[Dataset records — start]
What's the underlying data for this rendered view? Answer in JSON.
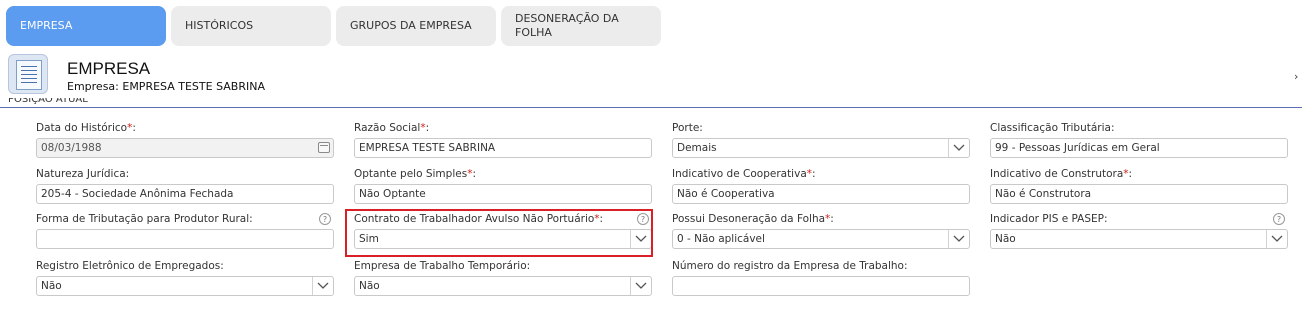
{
  "tabs": [
    {
      "label": "EMPRESA",
      "active": true
    },
    {
      "label": "HISTÓRICOS",
      "active": false
    },
    {
      "label": "GRUPOS DA EMPRESA",
      "active": false
    },
    {
      "label": "DESONERAÇÃO DA FOLHA",
      "active": false
    }
  ],
  "header": {
    "title": "EMPRESA",
    "subtitle": "Empresa: EMPRESA TESTE SABRINA",
    "icon": "document-icon",
    "collapse_icon": "chevron-right-icon"
  },
  "section": {
    "title": "POSIÇÃO ATUAL"
  },
  "colors": {
    "accent_tab": "#5b9bf0",
    "required_star": "#d0201b",
    "highlight_border": "#d92027",
    "divider": "#5a6fb0"
  },
  "fields": {
    "data_historico": {
      "label": "Data do Histórico",
      "required": "*",
      "colon": ":",
      "value": "08/03/1988"
    },
    "razao_social": {
      "label": "Razão Social",
      "required": "*",
      "colon": ":",
      "value": "EMPRESA TESTE SABRINA"
    },
    "porte": {
      "label": "Porte:",
      "value": "Demais"
    },
    "classificacao_tributaria": {
      "label": "Classificação Tributária:",
      "value": "99 - Pessoas Jurídicas em Geral"
    },
    "natureza_juridica": {
      "label": "Natureza Jurídica:",
      "value": "205-4 - Sociedade Anônima Fechada"
    },
    "optante_simples": {
      "label": "Optante pelo Simples",
      "required": "*",
      "colon": ":",
      "value": "Não Optante"
    },
    "indicativo_cooperativa": {
      "label": "Indicativo de Cooperativa",
      "required": "*",
      "colon": ":",
      "value": "Não é Cooperativa"
    },
    "indicativo_construtora": {
      "label": "Indicativo de Construtora",
      "required": "*",
      "colon": ":",
      "value": "Não é Construtora"
    },
    "forma_tributacao": {
      "label": "Forma de Tributação para Produtor Rural:",
      "value": ""
    },
    "contrato_avulso": {
      "label": "Contrato de Trabalhador Avulso Não Portuário",
      "required": "*",
      "colon": ":",
      "value": "Sim"
    },
    "possui_desoneracao": {
      "label": "Possui Desoneração da Folha",
      "required": "*",
      "colon": ":",
      "value": "0 - Não aplicável"
    },
    "indicador_pis": {
      "label": "Indicador PIS e PASEP:",
      "value": "Não"
    },
    "registro_eletronico": {
      "label": "Registro Eletrônico de Empregados:",
      "value": "Não"
    },
    "empresa_temporario": {
      "label": "Empresa de Trabalho Temporário:",
      "value": "Não"
    },
    "numero_registro": {
      "label": "Número do registro da Empresa de Trabalho:",
      "value": ""
    }
  },
  "help_icon_text": "?"
}
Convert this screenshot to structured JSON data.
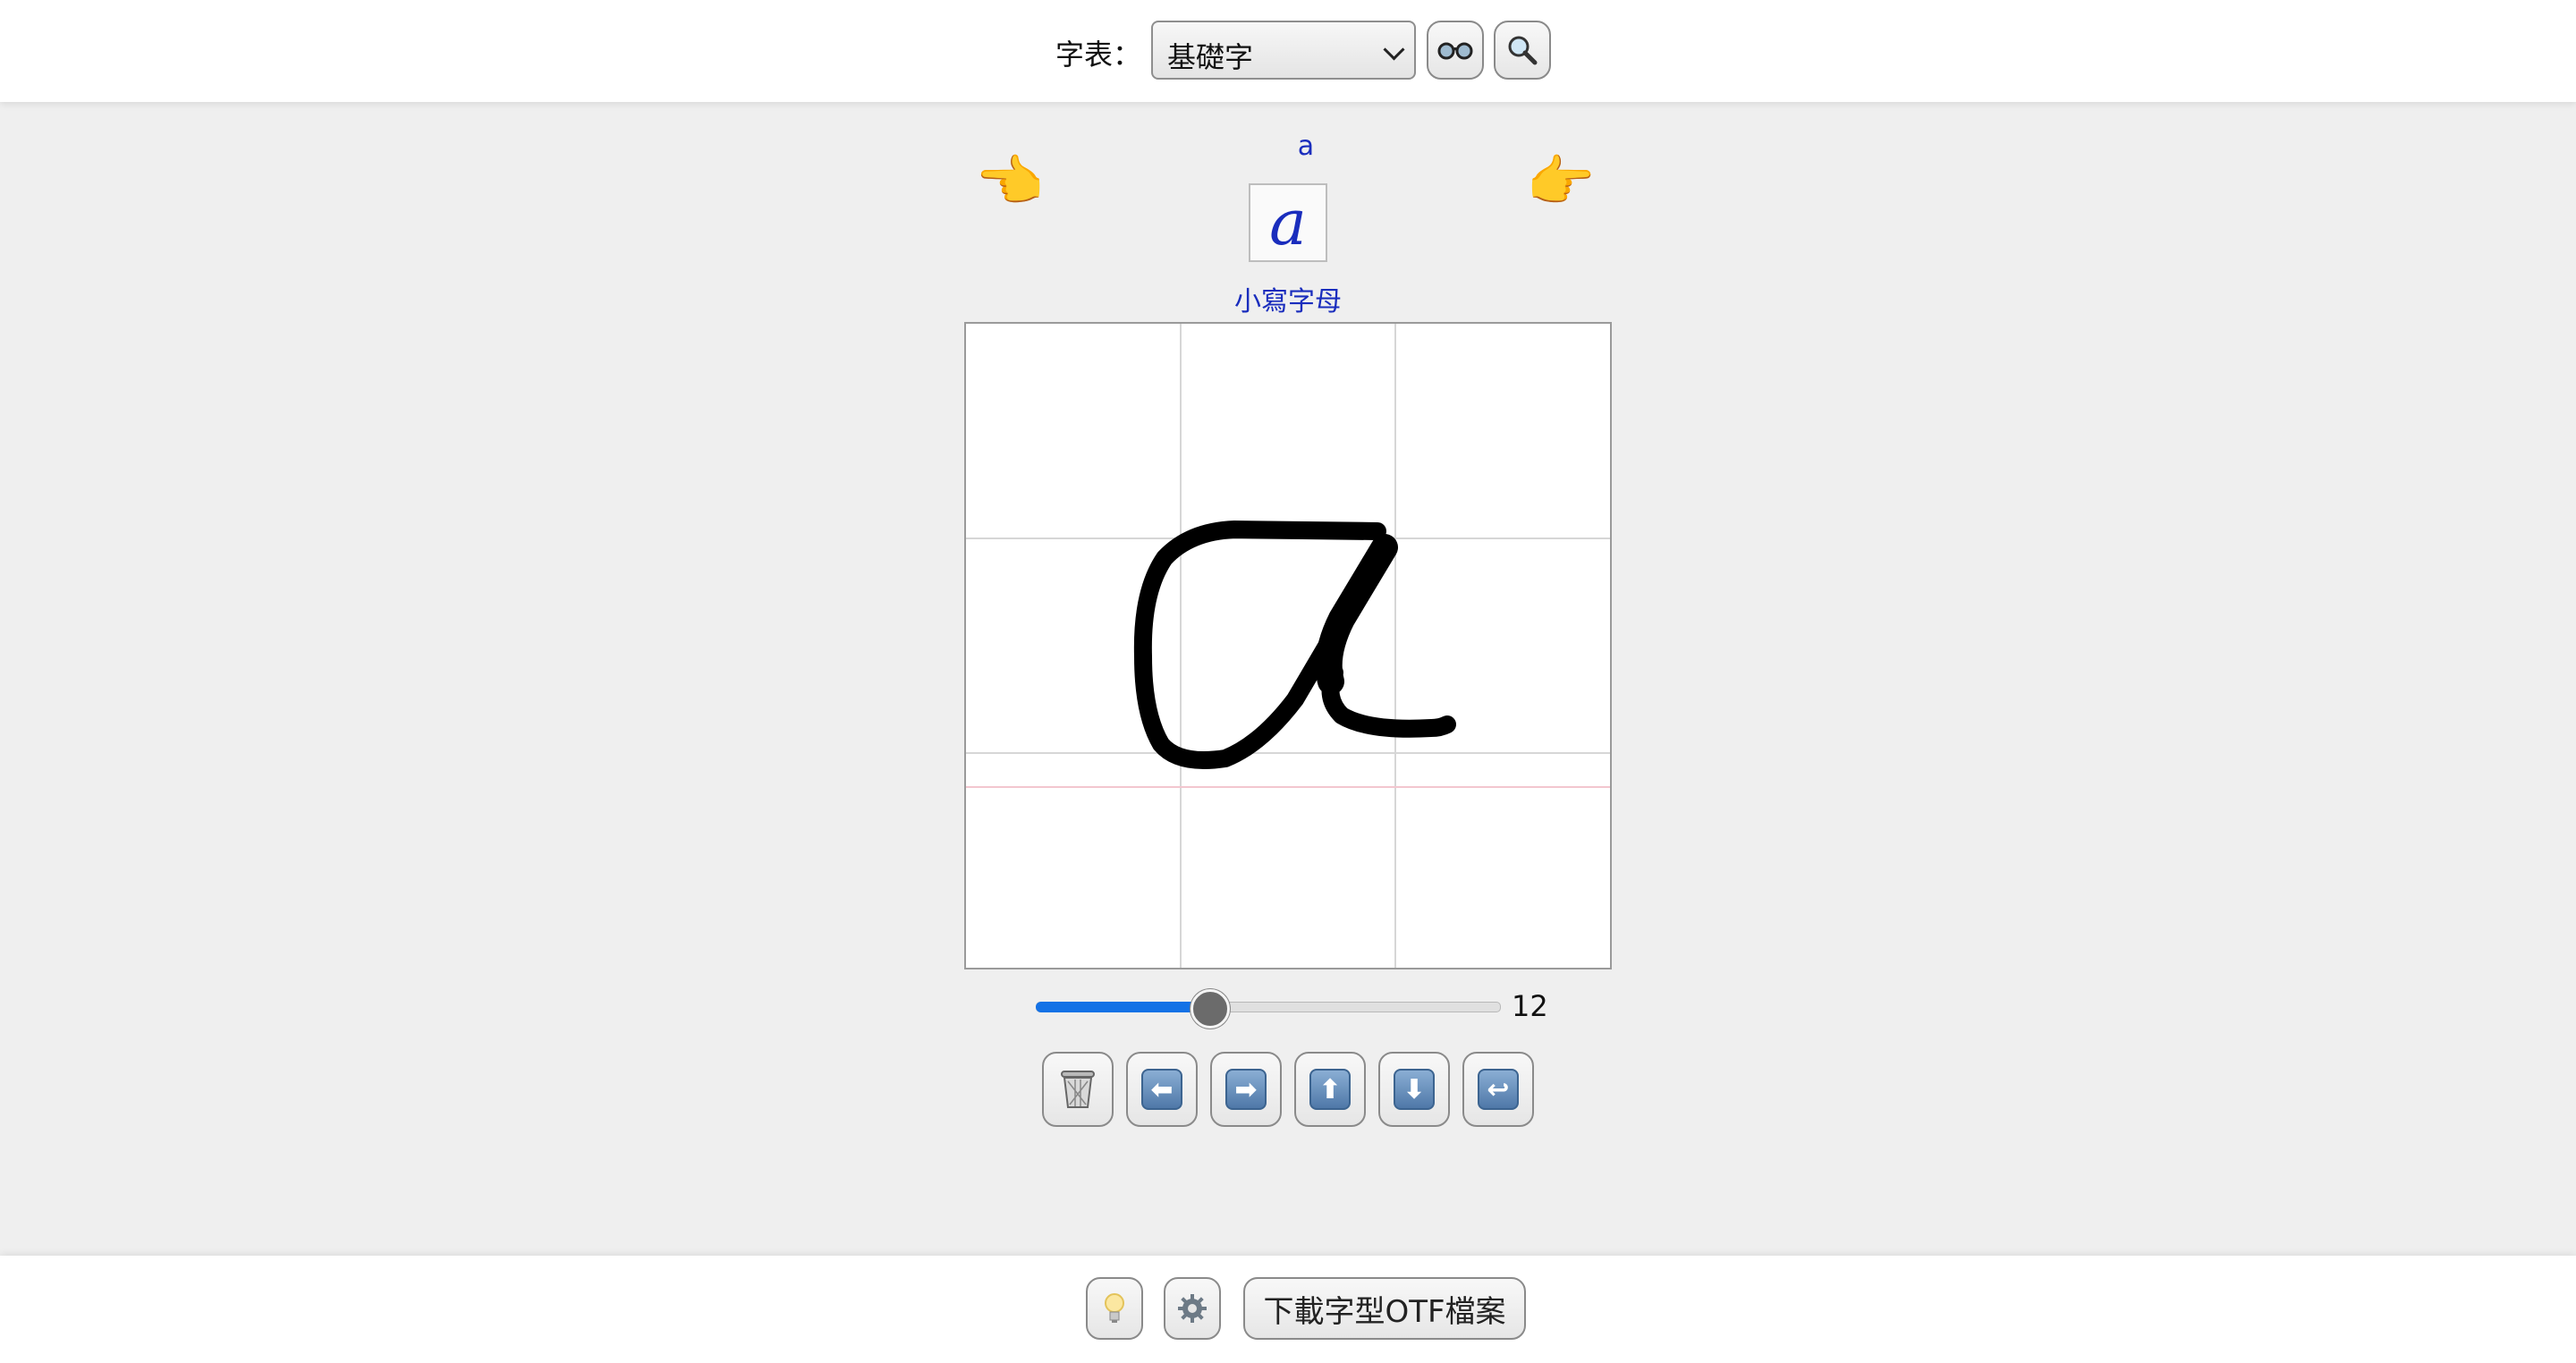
{
  "toolbar": {
    "table_label": "字表：",
    "table_select_value": "基礎字",
    "icons": {
      "view": "glasses-icon",
      "search": "magnifier-icon"
    }
  },
  "character": {
    "romanization": "a",
    "glyph": "a",
    "category": "小寫字母",
    "icons": {
      "prev": "hand-pointing-left-icon",
      "next": "hand-pointing-right-icon"
    }
  },
  "pen_width": {
    "value": "12",
    "fraction": 0.37
  },
  "tools": [
    {
      "name": "trash",
      "icon": "wastebasket-icon"
    },
    {
      "name": "left",
      "icon": "arrow-left-icon"
    },
    {
      "name": "right",
      "icon": "arrow-right-icon"
    },
    {
      "name": "up",
      "icon": "arrow-up-icon"
    },
    {
      "name": "down",
      "icon": "arrow-down-icon"
    },
    {
      "name": "undo",
      "icon": "undo-icon"
    }
  ],
  "footer": {
    "download_label": "下載字型OTF檔案",
    "icons": {
      "hint": "light-bulb-icon",
      "settings": "gear-icon"
    }
  },
  "colors": {
    "accent_blue": "#1a2dbd",
    "slider_fill": "#1472e6",
    "baseline_pink": "#f3c6cf"
  }
}
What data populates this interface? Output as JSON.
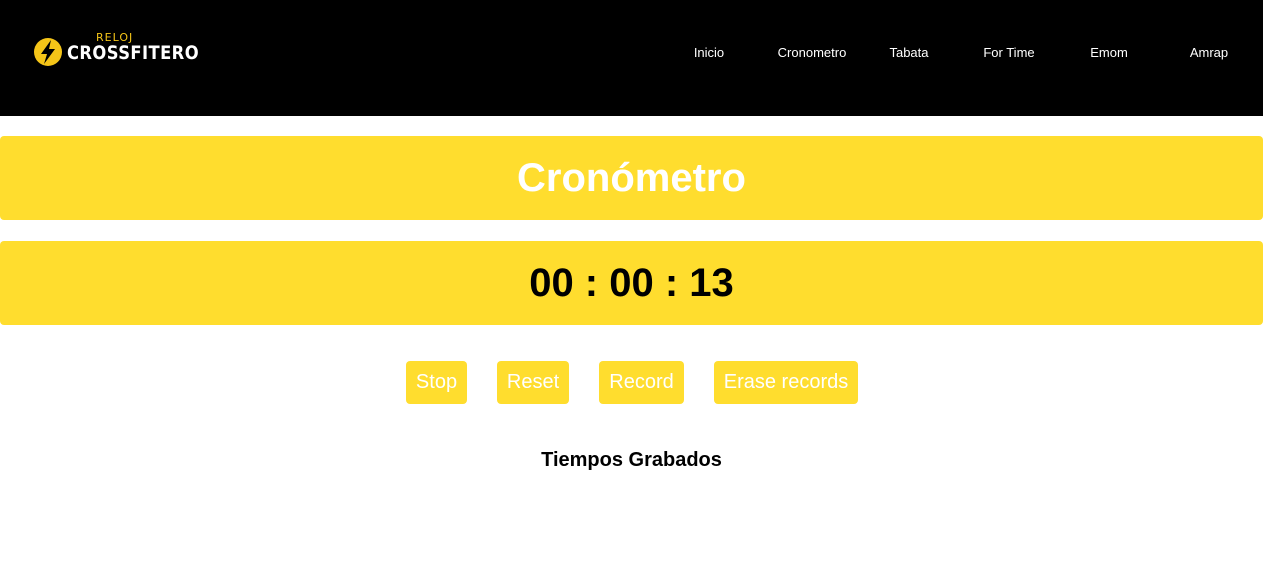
{
  "brand": {
    "small": "RELOJ",
    "big": "CROSSFITERO",
    "icon": "lightning-bolt-icon",
    "accent": "#f5c518"
  },
  "nav": {
    "items": [
      "Inicio",
      "Cronometro",
      "Tabata",
      "For Time",
      "Emom",
      "Amrap"
    ]
  },
  "main": {
    "title": "Cronómetro",
    "time": "00 : 00 : 13"
  },
  "controls": {
    "stop": "Stop",
    "reset": "Reset",
    "record": "Record",
    "erase": "Erase records"
  },
  "records": {
    "title": "Tiempos Grabados",
    "items": []
  },
  "colors": {
    "header_bg": "#000000",
    "panel_bg": "#ffdd2e",
    "panel_text": "#ffffff",
    "clock_text": "#000000"
  }
}
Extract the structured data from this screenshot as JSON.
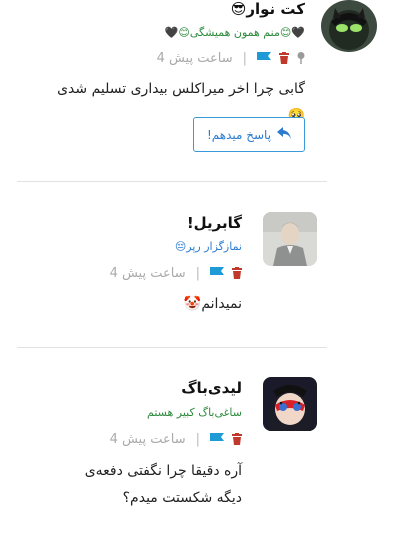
{
  "comments": [
    {
      "name": "کت نوار😎",
      "subtitle": "🖤😊منم همون همیشگی😊🖤",
      "time": "4 ساعت پیش",
      "separator": "|",
      "text": "گابی چرا اخر میراکلس بیداری تسلیم شدی🥺",
      "icons": [
        "pin-icon",
        "trash-icon",
        "flag-icon"
      ]
    },
    {
      "name": "گابریل!",
      "subtitle": "نمازگزار رپر😔",
      "time": "4 ساعت پیش",
      "separator": "|",
      "text": "نمیدانم🤡",
      "icons": [
        "trash-icon",
        "flag-icon"
      ]
    },
    {
      "name": "لیدی‌باگ",
      "subtitle": "ساغی‌باگ کبیر هستم",
      "time": "4 ساعت پیش",
      "separator": "|",
      "text": "آره دقیقا چرا نگفتی دفعه‌ی دیگه شکستت میدم؟",
      "icons": [
        "trash-icon",
        "flag-icon"
      ]
    }
  ],
  "reply_button": {
    "label": "پاسخ میدهم!",
    "icon": "reply-arrow-icon"
  },
  "colors": {
    "accent": "#2b7bd0",
    "flag": "#1e9ad6",
    "trash": "#c0392b",
    "time": "#aaaaaa",
    "divider": "#e2e2e2"
  }
}
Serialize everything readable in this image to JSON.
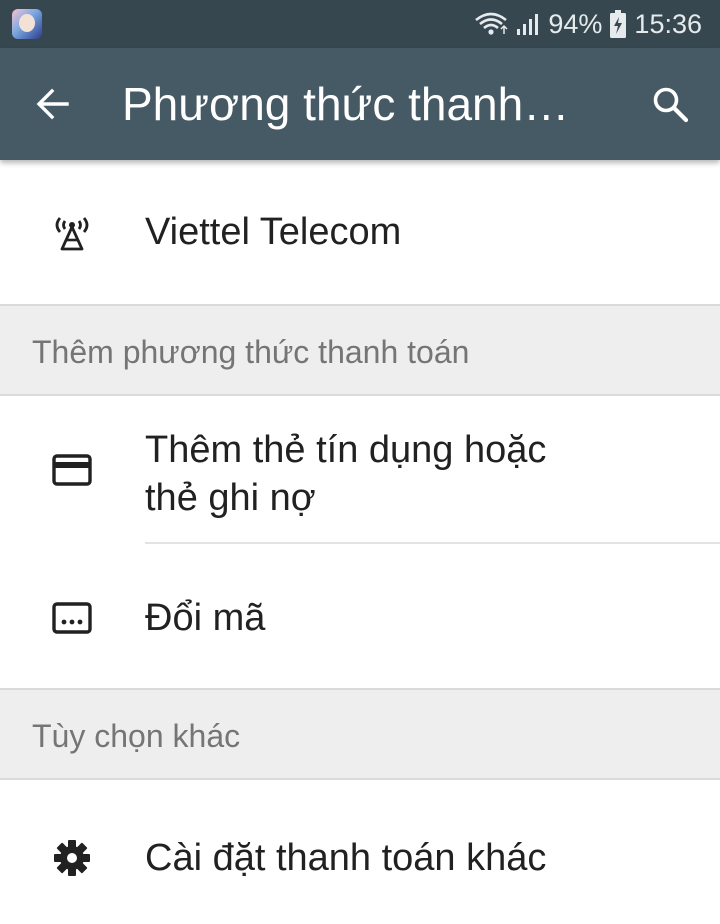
{
  "status_bar": {
    "battery": "94%",
    "time": "15:36",
    "icons": [
      "app-notification-icon",
      "wifi-icon",
      "signal-icon",
      "battery-charging-icon"
    ]
  },
  "app_bar": {
    "title": "Phương thức thanh…",
    "back_icon": "back-arrow-icon",
    "search_icon": "search-icon"
  },
  "list": {
    "current_method": {
      "label": "Viettel Telecom",
      "icon": "carrier-antenna-icon"
    },
    "add_section": {
      "title": "Thêm phương thức thanh toán",
      "items": [
        {
          "line1": "Thêm thẻ tín dụng hoặc",
          "line2": "thẻ ghi nợ",
          "icon": "credit-card-icon"
        },
        {
          "label": "Đổi mã",
          "icon": "redeem-code-icon"
        }
      ]
    },
    "other_section": {
      "title": "Tùy chọn khác",
      "items": [
        {
          "label": "Cài đặt thanh toán khác",
          "icon": "gear-icon"
        }
      ]
    }
  }
}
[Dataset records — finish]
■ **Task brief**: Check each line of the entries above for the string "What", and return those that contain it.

■ **Reply**:
What's the underlying data for this rendered view? Answer in JSON.
What data populates this interface? Output as JSON.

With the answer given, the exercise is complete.